JERUSALEM - Palestinians clashed Friday with Israeli security forces in Jerusalem and the occupied West Bank after the Islamist movement Hamas called for a "day of rage" over tensions at the Al-Aqsa mosque site.
In Jerusalem, three police were injured as a firebomb struck their van in the Jabal Mukaber district and eight Palestinians were arrested, including at least three youths, police said.
Police fired tear gas and rubber bullets as protesters pelted them with stones in city neighbourhoods around the Mount of Olives, including in Shuafat refugee camp.
But the situation was calm in the Old City and at the Al-Aqsa mosque compound.
Officials said about 3,000 police had deployed after three days of violence this week at the sensitive site during the Jewish new year.
A rocket fired by Palestinian militants in Gaza, which is controlled by Hamas, struck a parked bus in the southern Israeli town of Sderot without causing casualties, police said. Another rocket was intercepted by Israel's "Iron Dome" defence system.
There was no immediate claim of responsibility for the rockets, which triggered a series of Israeli air raids on Gaza.
In the West Bank, an AFP correspondent reported that skirmishes were more intense than normal for a Friday, which has become a day of protests following weekly Muslim prayers.
At Kafr Kaddum near Nablus, Israeli fire wounded three Palestinians in their arms and legs, according to the Palestinian Red Crescent.
Youths hurled projectiles at police near Ofer prison, Qalandiya checkpoint and Jalazun refugee camp - flashpoints in the long-running conflict between Israel and the Palestinians.
The Red Crescent said a total of seven Palestinians were wounded by live fire and 44 by rubber bullets.
Heavily manned checkpoints
The protesters adopted the same slogan everywhere.
"By our soul and our blood, we sacrifice ourselves for you Al-Aqsa," hundreds of them gathered in Nablus and the Gaza Strip chanted.
Known to Muslims as Al-Haram al-Sharif (the Noble Sanctuary), the compound houses the famous golden Dome of the Rock shrine and Al-Aqsa mosque.
Believed to be where the Prophet Mohammed made his night journey to heaven, it is the third-holiest site in Islam.
As the location of Judaism's biblical temples, it is known as the Temple Mount to Jews, who are allowed to visit but cannot pray there to avoid further raising tensions.
Police had set up heavily manned checkpoints on streets leading up to the site on Friday, before an estimated 8,000-10,000 worshippers prayed, down from the average of 25,000-35,000.
"It's a frontline," said Mazen Shawish, 52. "You have to go though 20 military checkpoints to get to the mosque." Hundreds of young men denied entry prayed just outside the Old City walls.
Police said they had an intelligence warning that Arab youths were planning fresh confrontations and decided to keep them away by limiting the age of worshippers to 40 and above for men.
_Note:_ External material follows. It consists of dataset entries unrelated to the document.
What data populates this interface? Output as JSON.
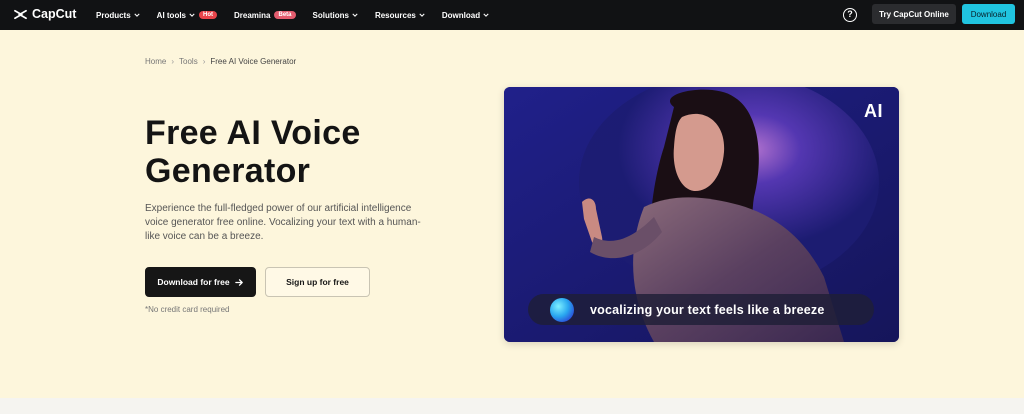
{
  "nav": {
    "logo_text": "CapCut",
    "items": [
      {
        "label": "Products",
        "has_chevron": true
      },
      {
        "label": "AI tools",
        "has_chevron": true,
        "badge": "Hot"
      },
      {
        "label": "Dreamina",
        "has_chevron": false,
        "badge": "Beta"
      },
      {
        "label": "Solutions",
        "has_chevron": true
      },
      {
        "label": "Resources",
        "has_chevron": true
      },
      {
        "label": "Download",
        "has_chevron": true
      }
    ],
    "help_icon": "?",
    "try_label": "Try CapCut Online",
    "download_label": "Download"
  },
  "breadcrumb": {
    "items": [
      "Home",
      "Tools",
      "Free AI Voice Generator"
    ]
  },
  "hero": {
    "title": "Free AI Voice Generator",
    "description": "Experience the full-fledged power of our artificial intelligence voice generator free online. Vocalizing your text with a human-like voice can be a breeze.",
    "primary_cta": "Download for free",
    "secondary_cta": "Sign up for free",
    "note": "*No credit card required",
    "image": {
      "ai_label": "AI",
      "caption": "vocalizing your text feels like a breeze"
    }
  },
  "colors": {
    "nav_bg": "#111214",
    "accent": "#20c4e0",
    "hot_badge": "#e8444a",
    "page_bg": "#fdf6dc"
  }
}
In Jordan, thousands of protesters rallied in the capital Amman and other cities to denounced Israeli "violence" at Al-Aqsa.
Israeli authorities fear further trouble ahead when the Muslim feast of Eid al-Adha coincides on Wednesday with the solemn Jewish fast of Yom Kippur.
And Jews begin their seven-day Sukkot festival the following week, one of the holidays when more Israelis than usual are likely to visit the compound.
Israel seized east Jerusalem, where Al-Aqsa is located, in the 1967 Six-Day War and later annexed it in a move never recognised internationally.
It claims sovereignty over the entire city, including holy sites.
To the Palestinians, who want the mainly-Arab eastern side as their capital, the compound with its landmarks is a potent symbol of so-far unrealised statehood.
They fear Israel will seek to change rules governing the site, with far-right Jewish groups pushing for more access.
Israeli Prime Minister Benjamin Netanyahu spoke to UN chief Ban Ki-moon on Thursday night, saying the Jewish state "is strictly maintaining the status quo".
Netanyahu has publicly "declared war" on those who throw rocks and petrol bombs, especially after an Israeli motorist died last Sunday, apparently as a result of Palestinian stone-throwing, police said.
One proposal is to let snipers with low-velocity rifles operate against stone-throwers in Jerusalem, as they already do in the West Bank.
Israel's parliament said Friday its foreign affairs and defence committee authorised a call-up of reservists from the paramilitary border police, "in response to the deteriorating security situation in Jerusalem".
It gave no details of such a mobilisation.